ANNAPOLIS, Md. (Legal Newsline) – A judge in the Maryland Court of Appeals has affirmed the decision of the Court of Special Appeals that the statute of repose extends to the property owner of the shopping center and the other defendants listed in a wrongful death lawsuit.
On June 25, Judge Sally D. Adkins affirmed the decision of the lower court concerning a lawsuit filed by the family of a workman who died after an accident at a shopping center.
The ruling stated that on Jan. 13, 2012, Sean McLaughlin arrived at a Chuck E. Cheese restaurant in Annapolis, Maryland, to repair the HVAC unit on the restaurant’s roof. He put his ladder on a wall, thinking this was the proper wall to access the roof and climbed to the top, not realizing that there was no roof and it was merely an enclosure for the trash receptacle. Upon reaching the top of the wall, he climbed over and fell to the ground, sustaining injuries that resulted in his death 12 days later.
Moreen Elizabeth Gilroy and McLaughlin’s other survivors filed a wrongful death suit against SVF Riva Annapolis, the owner of the shopping center in which Chuck E. Cheese was located, and Rappaport Management Corp., the shopping center’s property manager. Later CEC Entertainment Inc., owner of Chuck E. Cheese was added to the suit. The relatives alleged that SVF, Rappaport and CEC were liable because they failed to warn McLaughlin that the wall had no roof.
In response, SVF and Rappaport said that the statute of repose barred Gilroy’s claims since the building was constructed far beyond the 20-year limit required by the statute and because the possession and control exception applied only to asbestos cases.
In addition, Rappaport disavowed any liability as property manager because they said they were “not in possession and control of the property, and therefore not subject to liability,” the ruling states.
CEC moved to dismiss on the grounds that McLaughlin was negligent, and that the action was untimely under Maryland’s Wrongful Death Act. CEC also expressed SVF’s arguments regarding the statute of repose, the ruling stated.
After a hearing, the Circuit Court for Anne Arundel County ruled that the statute of repose applied, and granted the motions for summary judgment and motion to dismiss. This court said that the possession and control exception only applies to asbestos-related claims.
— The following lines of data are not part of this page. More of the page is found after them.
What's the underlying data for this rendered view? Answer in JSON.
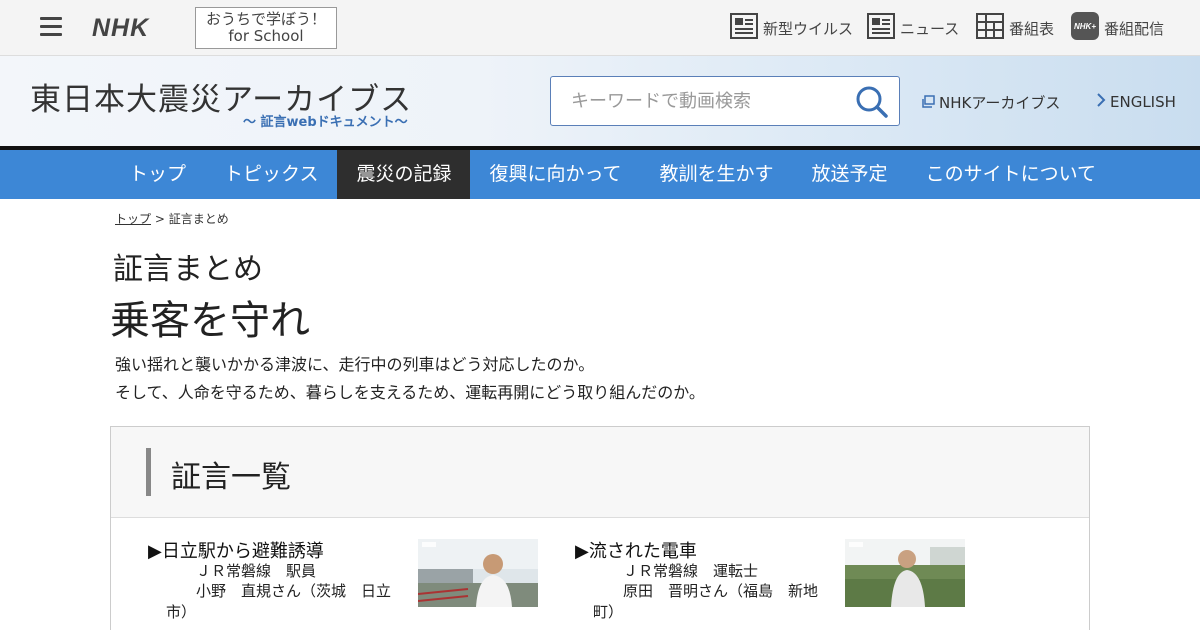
{
  "topbar": {
    "logo": "NHK",
    "school_line1": "おうちで学ぼう！",
    "school_line2": "for School",
    "links": [
      {
        "label": "新型ウイルス",
        "icon": "news-grid-icon"
      },
      {
        "label": "ニュース",
        "icon": "newspaper-icon"
      },
      {
        "label": "番組表",
        "icon": "program-table-icon"
      },
      {
        "label": "番組配信",
        "icon": "nhk-plus-icon"
      }
    ]
  },
  "header": {
    "site_title": "東日本大震災アーカイブス",
    "site_subtitle": "〜 証言webドキュメント〜",
    "search_placeholder": "キーワードで動画検索",
    "archive_link": "NHKアーカイブス",
    "english_link": "ENGLISH"
  },
  "nav": {
    "items": [
      "トップ",
      "トピックス",
      "震災の記録",
      "復興に向かって",
      "教訓を生かす",
      "放送予定",
      "このサイトについて"
    ],
    "active_index": 2
  },
  "breadcrumb": {
    "home": "トップ",
    "separator": ">",
    "current": "証言まとめ"
  },
  "page": {
    "section_label": "証言まとめ",
    "title": "乗客を守れ",
    "lead_line1": "強い揺れと襲いかかる津波に、走行中の列車はどう対応したのか。",
    "lead_line2": "そして、人命を守るため、暮らしを支えるため、運転再開にどう取り組んだのか。"
  },
  "testimonies": {
    "heading": "証言一覧",
    "items": [
      {
        "title": "▶日立駅から避難誘導",
        "role": "ＪＲ常磐線　駅員",
        "name": "小野　直規さん（茨城　日立市）",
        "thumb_icon": "video-thumbnail-icon"
      },
      {
        "title": "▶流された電車",
        "role": "ＪＲ常磐線　運転士",
        "name": "原田　晋明さん（福島　新地町）",
        "thumb_icon": "video-thumbnail-icon"
      }
    ]
  },
  "colors": {
    "nav_bg": "#3d87d6",
    "nav_active": "#2e2e2e",
    "accent": "#3a6fb3"
  }
}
Defendants appealed to the Court of Special Appeals, which reversed the Circuit Court’s decision, stating that the possession and control exception is not limited to asbestos cases.
“We granted certiorari to answer the following question: Does the possession and control exception to the statute of repose apply in non-asbestos cases? For the reasons set forth below, we hold that it does and shall affirm the decision of the Court of Special Appeals,” the ruling states.
The judge declined to rule on other related issues.
“On this record, we decline to take up the additional issues of contributory negligence, the wrongful death statute, and Rappaport’s control over the property,” she said. “These issues were not ruled upon by the circuit court or the Court of Special Appeals. Accordingly, petitioners’ arguments on these issues must await another day.”